Selecting a colour palette
Fig6. Selecting a colour palette.

Painting the sky

Normally, I would sketch in a scene using paint in either a raw umber or blue/grey, but this time I elected for graphite. After roughly but carefully sketching in the main features of my scene, I was ready to begin adding my sky (always my favourite part of a painting ). Using a size 12 filbert brush and lively brush strokes, really rubbing pretty hard with my brush but still trying to leave some of the impraturra showing through.

Using cool Cerulean and warm Ultramarine blue with White tinted and desaturated with Raw Sienna and cool lemon to give some interest to the highest value clouds, and with addition of some violet and burt sienna to create some nice blue greys for my darkest cloud mass. I was trying to follow a similar pattern to Seago's but not slavishly. One thing became apparent quickly from the start, I was a bit too lively with my brush work and did not leave enough clean space for my lightest lights, I was in danger of creating muddy areas so a vigorous rub back with kitchen towel before resuming helped

Painting my sky
Fig6. Seago style sky.

I did not want to overwork the sky too much so apart from a bit of feathering using a soft dagger brush I left it alone as soon as I felt the main areas were in, although I may strengthen a little when dry. It was time to begin adding the foreground starting at the distant Scottish coast. I believe Seago was a plein air painter and may have painted this quickly in one go, but I will have to do it 2-3 stages due to other family commitments.

Adding the distant Shore

Normaly I use a freehand stroke, but on such a big panel it is important to have a level eyeline where sky and land meet, if not the eye soon picks this up.
It is very easy to lose the level, and in fact my first attempt did just that and dipped to the left and I had to correct later in the painting using a tee square. I put in the shorline with a coool mix of sky colours with just a shade deeper but with found and lost edges

My lightest sky area runs from center to right and combined with broken cloud, casts lights and shadows over the the whole scene. This was a common method of Seago to bring interest to large areas of featureless landscape. I try and do something similar but Seago was a real master of light and shadow

Almost there
Fig7. Foreground blocked in.

Finishing Off

The scene I chose, is not overly challeging with very little in the way of focal points, a building or two as in Seago's would have helped greatly to bring the foreground forward, but still felt it was unneccessary to try and get too detailed as a compensation. I just needed to ensure that my distant use of cooler greens and warmer tones to the foreground created the atmospheric perspective I required

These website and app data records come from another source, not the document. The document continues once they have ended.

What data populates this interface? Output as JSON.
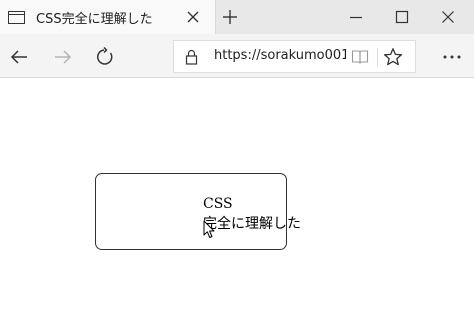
{
  "tab": {
    "title": "CSS完全に理解した",
    "icon": "page-tab-icon",
    "close_icon": "close-icon"
  },
  "tabstrip": {
    "new_tab_icon": "plus-icon"
  },
  "window_controls": {
    "minimize_icon": "minimize-icon",
    "maximize_icon": "maximize-icon",
    "close_icon": "close-icon"
  },
  "navbar": {
    "back_icon": "back-arrow-icon",
    "forward_icon": "forward-arrow-icon",
    "refresh_icon": "refresh-icon",
    "address": {
      "url": "https://sorakumo001",
      "lock_icon": "lock-icon",
      "reading_view_icon": "reading-view-icon",
      "favorite_icon": "star-icon"
    },
    "more_icon": "more-dots-icon"
  },
  "page": {
    "box_lines": [
      "CSS",
      "完全に理解した"
    ]
  },
  "colors": {
    "tabstrip_bg": "#e8e8e8",
    "active_tab_bg": "#f9f9f9",
    "navbar_bg": "#f4f4f4",
    "disabled_icon": "#b4b4b4",
    "icon": "#333333",
    "box_border": "#333333"
  }
}
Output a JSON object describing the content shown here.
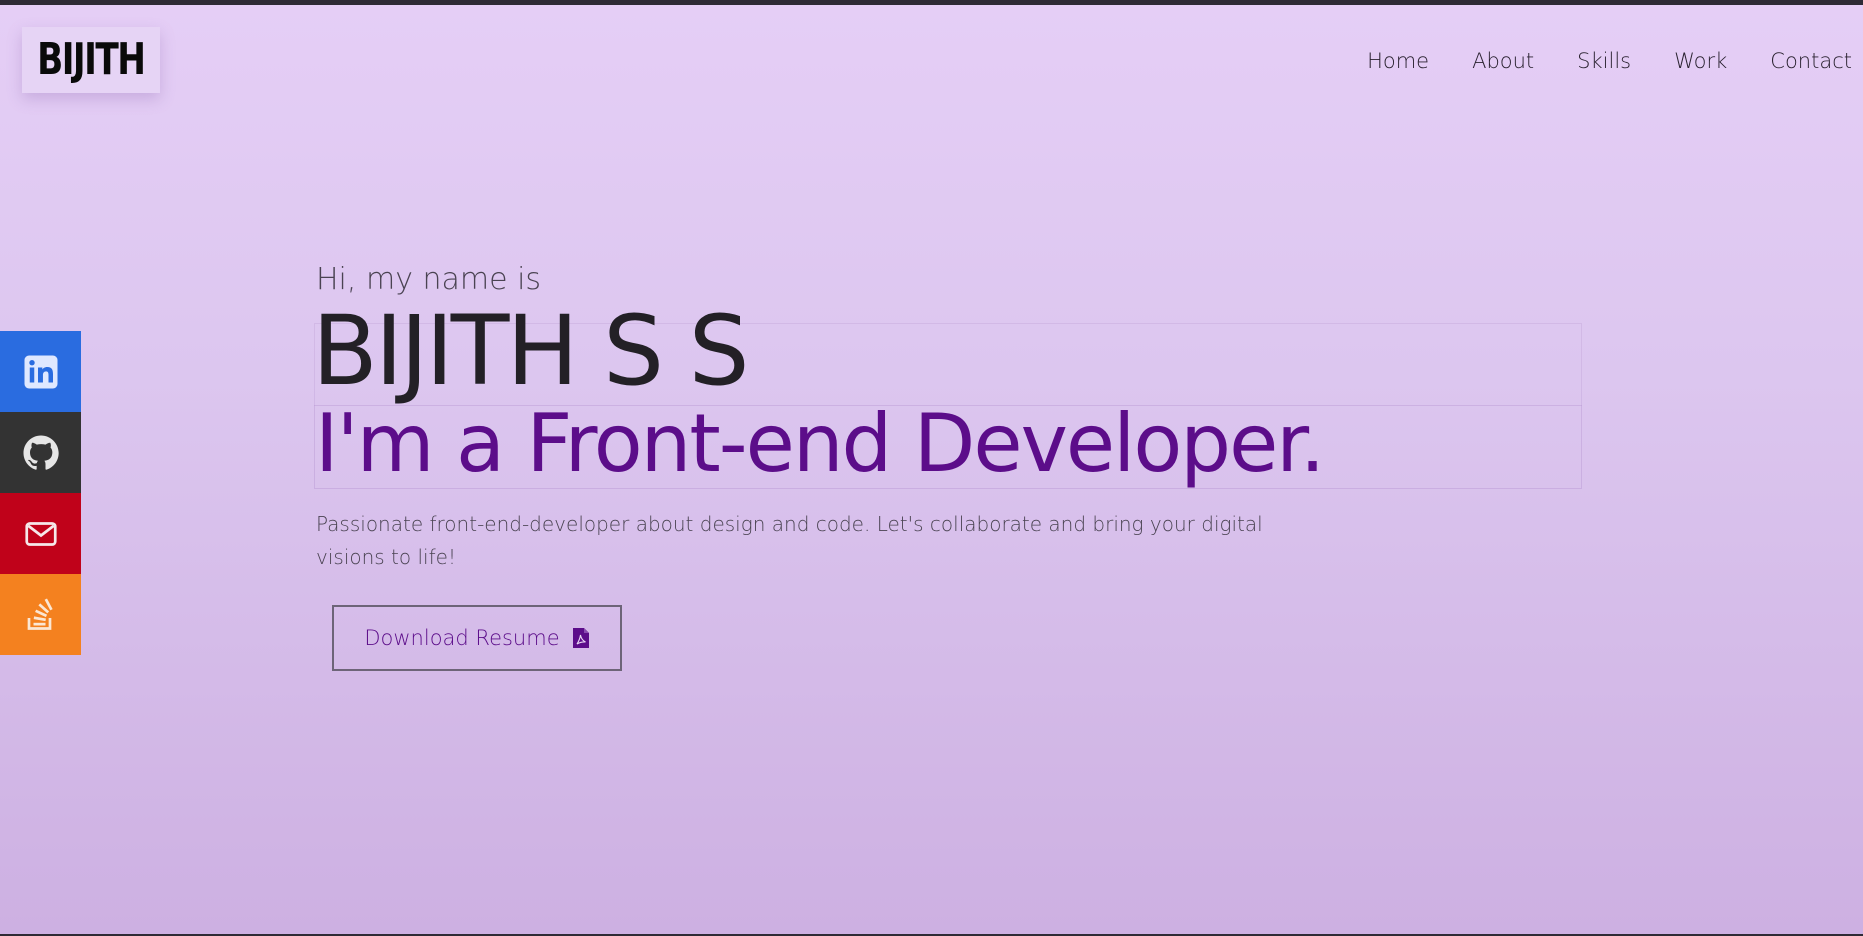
{
  "brand": {
    "logo_text": "BIJITH"
  },
  "nav": {
    "items": [
      {
        "label": "Home"
      },
      {
        "label": "About"
      },
      {
        "label": "Skills"
      },
      {
        "label": "Work"
      },
      {
        "label": "Contact"
      }
    ]
  },
  "social": {
    "items": [
      {
        "name": "linkedin-icon",
        "color": "#2a6ce0"
      },
      {
        "name": "github-icon",
        "color": "#333333"
      },
      {
        "name": "mail-icon",
        "color": "#c0021a"
      },
      {
        "name": "stackoverflow-icon",
        "color": "#f4811f"
      }
    ]
  },
  "hero": {
    "greeting": "Hi, my name is",
    "name": "BIJITH S S",
    "role": "I'm a Front-end Developer.",
    "description": "Passionate front-end-developer about design and code. Let's collaborate and bring your digital visions to life!",
    "resume_button": {
      "label": "Download Resume",
      "icon": "pdf-file-icon"
    }
  },
  "colors": {
    "accent": "#5c0d8a",
    "background_top": "#e5cef6",
    "background_bottom": "#cdb0e2"
  }
}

Of course you can never better an artist like Seago and I dont think I came all that close to his use of colour, but I did manage to keep fairly loose and impressionistic so I was pretty pleased with my attempt, after all is is just a study not a direct copy. As I have never seen the original I can only base my study on the image I found online.

All in all it was a very enjoyable experience and I learned a lot about mixing cool blues and greens and gained a little glimpse into the great man's thinking. .

My Seago Study
Fig 8. Burgh Marsh - A study after Edward Seago